The human microbiome is a community of microbes (bacteria, viruses, parasites, and fungi) that live in and on our bodies. Ideally, these microbes live in balance and play a supportive role in many processes in the body. The gut microbiome requires a protective mucosal layer to prevent unwanted pathogens from entering the system and causing inflammation throughout.
The Microbiome and Cavernous Angioma
In 2017, the Kahn lab published research that identified gram-negative bacteria as playing a large role in the development of cavernous angioma lesions in mice bred with a CCM mutation. It seems that for lesions to form, gram-negative bacteria must leak from the gut to initiate an inflammatory response. This propelled a follow-up study that aimed to identify whether mice bred with CCM mutations are more at risk for having compromised gut linings and, as a result, more lesions.
What the researchers found was that mice bred with the CCM3 gene were more at risk for increased lesion development because these mice had impaired gut mucous production. The compromised mucous production caused the gut lining to be more permeable.
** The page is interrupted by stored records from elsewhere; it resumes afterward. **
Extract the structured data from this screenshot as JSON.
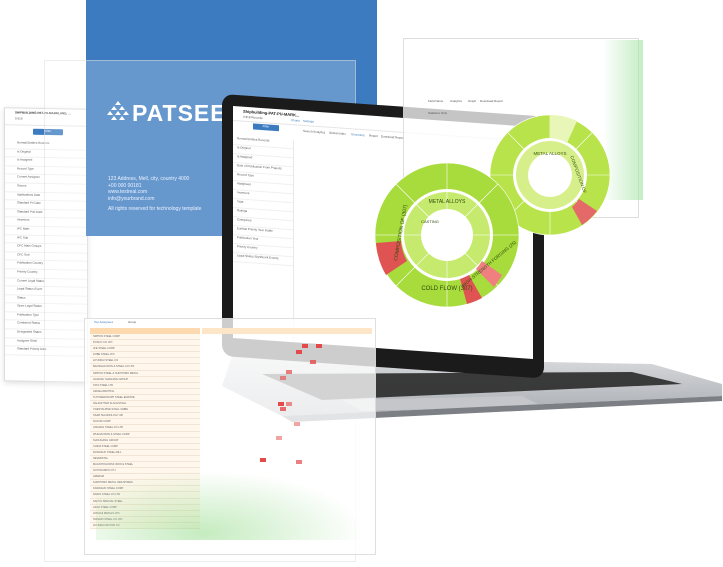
{
  "brand": {
    "name": "PATSEER",
    "contact": {
      "address": "123 Address, Mell, city, country 4000",
      "phone": "+00 000 00181",
      "website": "www.testreal.com",
      "email": "info@yourbrand.com"
    },
    "rights": "All rights reserved for technology template"
  },
  "left_panel": {
    "title": "SHIPBUILDING-PAT-PU-MARKLAND, ...",
    "count": "0 818",
    "filter_button": "Filter",
    "items": [
      "Normal Entities Records",
      "Is Original",
      "Is Assigned",
      "Record Type",
      "Current Assignee",
      "Source",
      "Applications Date",
      "Standard Pri Date",
      "Standard Pub Date",
      "Inventors",
      "IPC Main",
      "IPC Sub",
      "CPC Main Groups",
      "CPC Sub",
      "Publication Country",
      "Priority Country",
      "Current Legal Status",
      "Legal Status Event",
      "Status",
      "Open Legal Status",
      "Publication Type",
      "Combined Status",
      "Designated States",
      "Assignee Shell",
      "Standard Priority Date"
    ]
  },
  "laptop": {
    "tab_title": "Shipbuilding-PAT-PU-MARK...",
    "record_count": "0 818 Records",
    "toolbar": [
      "Charts",
      "Settings"
    ],
    "menu": [
      "Search Analytics",
      "Global Index",
      "Structures",
      "Report",
      "Download Report"
    ],
    "filter_button": "Filter",
    "sidebar_items": [
      "Normal Entities Records",
      "Is Original",
      "Is Assigned",
      "Date of Publication From Projects",
      "Record Type",
      "Assignees",
      "Inventors",
      "Tags",
      "Ratings",
      "Categories",
      "Earliest Priority Year Inside",
      "Publication Year",
      "Priority Country",
      "Legal Status Significant Events"
    ],
    "sunburst": {
      "inner_labels": [
        "METAL ALLOYS",
        "COMPOSITION OF",
        "CASTING"
      ],
      "outer_labels": [
        "COLD FLOW (307)",
        "COMPOSITION OF (307)",
        "HIGH-STRENGTH FORGING (25)"
      ]
    }
  },
  "right_panel": {
    "tabs": [
      "Field Name",
      "Analytics",
      "Graph",
      "Download Report"
    ],
    "sub": "Statistics Only"
  },
  "front_panel": {
    "header": "Top Assignees",
    "filter": "Group",
    "rows": [
      "NIPPON STEEL CORP",
      "POSCO CO LTD",
      "JFE STEEL CORP",
      "KOBE STEEL LTD",
      "HYUNDAI STEEL CO",
      "BAOSHAN IRON & STEEL CO LTD",
      "NIPPON STEEL & SUMITOMO METAL",
      "JIANGSU SHAGANG GROUP",
      "TATA STEEL LTD",
      "ARCELORMITTAL",
      "THYSSENKRUPP STEEL EUROPE",
      "SALZGITTER FLACHSTAHL",
      "VOESTALPINE STAHL GMBH",
      "SSAB TECHNOLOGY AB",
      "NUCOR CORP",
      "ANGANG STEEL CO LTD",
      "WUHAN IRON & STEEL CORP",
      "SHOUGANG GROUP",
      "CHINA STEEL CORP",
      "DONGKUK STEEL MILL",
      "SEVERSTAL",
      "MAGNITOGORSK IRON & STEEL",
      "OUTOKUMPU OYJ",
      "APERAM",
      "SUMITOMO METAL INDUSTRIES",
      "KAWASAKI STEEL CORP",
      "DAIDO STEEL CO LTD",
      "SANYO SPECIAL STEEL",
      "AICHI STEEL CORP",
      "HITACHI METALS LTD",
      "NISSHIN STEEL CO LTD",
      "HYUNDAI MOTOR CO"
    ]
  },
  "colors": {
    "brand_blue": "#3c7bc0",
    "sunburst_green": "#a8dc3c",
    "heat_red": "#e34a4a",
    "table_header": "#fdd9b0"
  }
}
When this breakdown in the mucous lining occurs, harmful gram-negative bacteria have an opportunity to leak into the system causing an inflammatory response and more lesions. While mice with CCM1 or CCM2 genes did not have impaired gut mucosal linings, the research demonstrated that when fed a diet high in emulsifiers, they can experience the same damaging effects on the gut lining, causing a proliferation of lesions.
In 2020, results from the first human subject study on the microbiome of cavernous angioma patients were published. The goal was to understand what the gut microbiome looks like and whether this differs from that of the average individual. The research showed that those with sporadic as well as familial cavernous angioma indeed have a unique gut microbiome compared to those without the disease. This distinctive presentation demonstrated an imbalance in gram-negative producing bacteria which leads to lesion development by escaping through a leaky gut lining into the brain.
We now know that gram-negative bacteria leaking through a permeable gut lining into the body can trigger an inflammatory response and drive lesion formation. One of the best ways to mitigate this is by avoiding dietary emulsifiers.
What exactly are emulsifiers?
From the research described above, we learned that one of the ways we could actively participate in protecting our gut lining is by avoiding emulsifiers, which are mostly found in processed foods.
Oil and water don’t mix — until an emulsifying agent is added. Emulsifiers made from plant, animal, and synthetic sources commonly are added to processed foods such as mayonnaise, ice cream, and baked goods to create a smooth texture, prevent separation, and extend shelf life. Low-fat spreads, margarine, salad dressings, and many other creamy sauces are more examples of foods containing emulsifiers. Emulsifiers are required by law to be included on a food’s ingredient list. The FDA is a great resource for looking up questionable ingredients. Angioma Alliance has created a List of Common Emulsifiers as a cheat sheet.
Keep in mind that the more processed an item is, the more likely it will contain emulsifiers and other harmful ingredients. Chemically processed emulsifiers, like polysorbate 80, are more harmful than other emulsifiers found naturally in food, like eggs. Damage is dose-dependent. A small amount of an emulsifier, even a chemically processed emulsifier, once in a while is not going to destroy your gut lining. We should be more concerned about regular use.
What can I do to support my microbiome?
A great place to start is by avoiding emulsifiers and reducing your intake of processed foods. Consuming processed foods increases inflammation, and they are typically low in fiber. Incorporating more plants into your diet is an essential way to feed your microbiome. Plants also contain powerful nutrients known as polyphenols which help protect our immune system and regulate inflammation in our bodies. For more information about following a CCM-healthy diet, check out this presentation from our Patient Conference by Diane Darcy, RD on our YouTube channel.
Here are some short tips to help you incorporate these foods while eliminating emulsifiers from your diet:
Try adding in one new healthy food item per week; over time these will crowd out the more processed foods in your pantry.
Aim for a grocery cart with fruits and veggies representing all the colors of the rainbow; more fiber and color equals a healthier gut and beneficial nutrients to combat inflammation.
Purchase our CCM-Healthy Cookbook for emulsifier free recipe ideas
Are probiotics safe to take if I have cavernous angioma?
At this time there is no evidence that taking probiotics is beneficial for individuals with cavernous angioma. There have been instances where patients have presented with a hemorrhage who recently started ingesting probiotics. Until we know more, it is recommended that you avoid taking probiotic supplements.
- Polster SP, Sharma A, Tanes C, et al. Permissive microbiome characterizes human subjects with a neurovascular disease cavernous angioma. Nat Commun. 2020;11(1):2659. Published 2020 May 27.